(Task description):
Nothing but the lines from the one containing "Decode this image" through the last line of the records below should be written out, each exactly as it stands.

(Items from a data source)
----
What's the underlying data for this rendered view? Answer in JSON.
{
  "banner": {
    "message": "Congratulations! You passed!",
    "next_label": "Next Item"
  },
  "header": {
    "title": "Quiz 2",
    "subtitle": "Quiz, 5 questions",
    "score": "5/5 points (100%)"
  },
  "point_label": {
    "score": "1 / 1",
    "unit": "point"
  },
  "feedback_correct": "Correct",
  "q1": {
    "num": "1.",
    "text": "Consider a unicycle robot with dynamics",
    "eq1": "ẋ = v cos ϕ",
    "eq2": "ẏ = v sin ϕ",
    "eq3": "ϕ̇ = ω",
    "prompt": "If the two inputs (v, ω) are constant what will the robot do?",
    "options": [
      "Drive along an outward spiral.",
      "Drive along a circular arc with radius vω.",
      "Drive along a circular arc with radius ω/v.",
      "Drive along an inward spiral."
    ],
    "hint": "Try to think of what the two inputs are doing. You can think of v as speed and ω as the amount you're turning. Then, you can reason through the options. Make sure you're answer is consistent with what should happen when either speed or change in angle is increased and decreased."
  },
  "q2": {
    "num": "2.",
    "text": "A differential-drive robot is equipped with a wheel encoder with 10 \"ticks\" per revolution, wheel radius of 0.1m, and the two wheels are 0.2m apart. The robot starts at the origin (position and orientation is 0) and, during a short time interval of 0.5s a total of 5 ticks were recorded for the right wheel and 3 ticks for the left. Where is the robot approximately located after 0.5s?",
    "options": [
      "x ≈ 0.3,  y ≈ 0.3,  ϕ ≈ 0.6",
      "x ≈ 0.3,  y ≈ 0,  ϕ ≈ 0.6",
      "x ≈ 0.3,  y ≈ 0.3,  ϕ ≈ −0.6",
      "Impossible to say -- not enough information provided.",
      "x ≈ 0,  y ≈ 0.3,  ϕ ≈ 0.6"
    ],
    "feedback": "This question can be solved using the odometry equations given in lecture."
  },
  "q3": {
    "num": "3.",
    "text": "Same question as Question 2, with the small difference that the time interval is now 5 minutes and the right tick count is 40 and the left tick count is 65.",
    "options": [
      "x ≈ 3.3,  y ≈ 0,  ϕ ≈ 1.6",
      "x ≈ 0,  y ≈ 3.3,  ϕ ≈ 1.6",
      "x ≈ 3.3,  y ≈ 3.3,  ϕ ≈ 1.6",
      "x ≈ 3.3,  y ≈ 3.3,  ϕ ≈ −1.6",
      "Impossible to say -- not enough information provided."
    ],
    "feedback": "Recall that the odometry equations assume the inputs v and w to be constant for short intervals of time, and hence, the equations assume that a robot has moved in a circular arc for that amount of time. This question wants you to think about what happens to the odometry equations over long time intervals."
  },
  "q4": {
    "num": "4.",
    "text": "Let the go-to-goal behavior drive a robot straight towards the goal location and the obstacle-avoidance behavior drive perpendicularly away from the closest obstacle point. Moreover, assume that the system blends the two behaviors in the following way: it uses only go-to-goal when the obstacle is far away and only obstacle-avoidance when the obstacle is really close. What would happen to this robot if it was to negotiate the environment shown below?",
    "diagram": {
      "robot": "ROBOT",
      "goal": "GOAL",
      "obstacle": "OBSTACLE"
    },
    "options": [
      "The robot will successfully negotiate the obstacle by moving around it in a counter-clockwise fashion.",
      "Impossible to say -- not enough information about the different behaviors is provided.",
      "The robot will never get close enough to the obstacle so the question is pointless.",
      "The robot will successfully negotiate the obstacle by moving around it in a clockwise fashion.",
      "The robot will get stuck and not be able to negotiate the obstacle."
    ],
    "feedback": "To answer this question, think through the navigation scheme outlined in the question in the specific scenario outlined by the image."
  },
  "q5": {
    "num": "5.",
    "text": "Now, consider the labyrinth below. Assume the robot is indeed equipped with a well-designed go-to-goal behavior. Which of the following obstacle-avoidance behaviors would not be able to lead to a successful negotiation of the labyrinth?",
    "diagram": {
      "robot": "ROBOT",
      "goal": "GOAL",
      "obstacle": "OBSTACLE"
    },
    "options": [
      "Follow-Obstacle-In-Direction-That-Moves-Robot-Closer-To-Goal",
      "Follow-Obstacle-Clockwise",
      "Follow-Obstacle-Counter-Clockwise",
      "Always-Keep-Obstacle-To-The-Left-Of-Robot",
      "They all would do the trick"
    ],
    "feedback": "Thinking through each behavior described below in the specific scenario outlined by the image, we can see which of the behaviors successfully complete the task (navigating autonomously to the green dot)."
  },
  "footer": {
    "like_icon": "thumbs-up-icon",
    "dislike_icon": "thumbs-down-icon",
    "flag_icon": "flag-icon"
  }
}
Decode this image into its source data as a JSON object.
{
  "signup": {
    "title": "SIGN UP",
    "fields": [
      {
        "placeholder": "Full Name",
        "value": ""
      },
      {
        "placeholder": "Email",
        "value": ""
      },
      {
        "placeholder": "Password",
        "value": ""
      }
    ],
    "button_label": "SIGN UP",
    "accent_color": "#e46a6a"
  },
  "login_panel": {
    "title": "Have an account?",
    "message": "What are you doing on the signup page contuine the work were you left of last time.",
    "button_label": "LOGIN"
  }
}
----
(Response for this exercise):
Decode this image into its source data as a JSON object.
{
  "signup": {
    "title": "SIGN UP",
    "fields": [
      {
        "placeholder": "Full Name",
        "value": ""
      },
      {
        "placeholder": "Email",
        "value": ""
      },
      {
        "placeholder": "Password",
        "value": ""
      }
    ],
    "button_label": "SIGN UP",
    "accent_color": "#e46a6a"
  },
  "login_panel": {
    "title": "Have an account?",
    "message": "What are you doing on the signup page contuine the work were you left of last time.",
    "button_label": "LOGIN"
  }
}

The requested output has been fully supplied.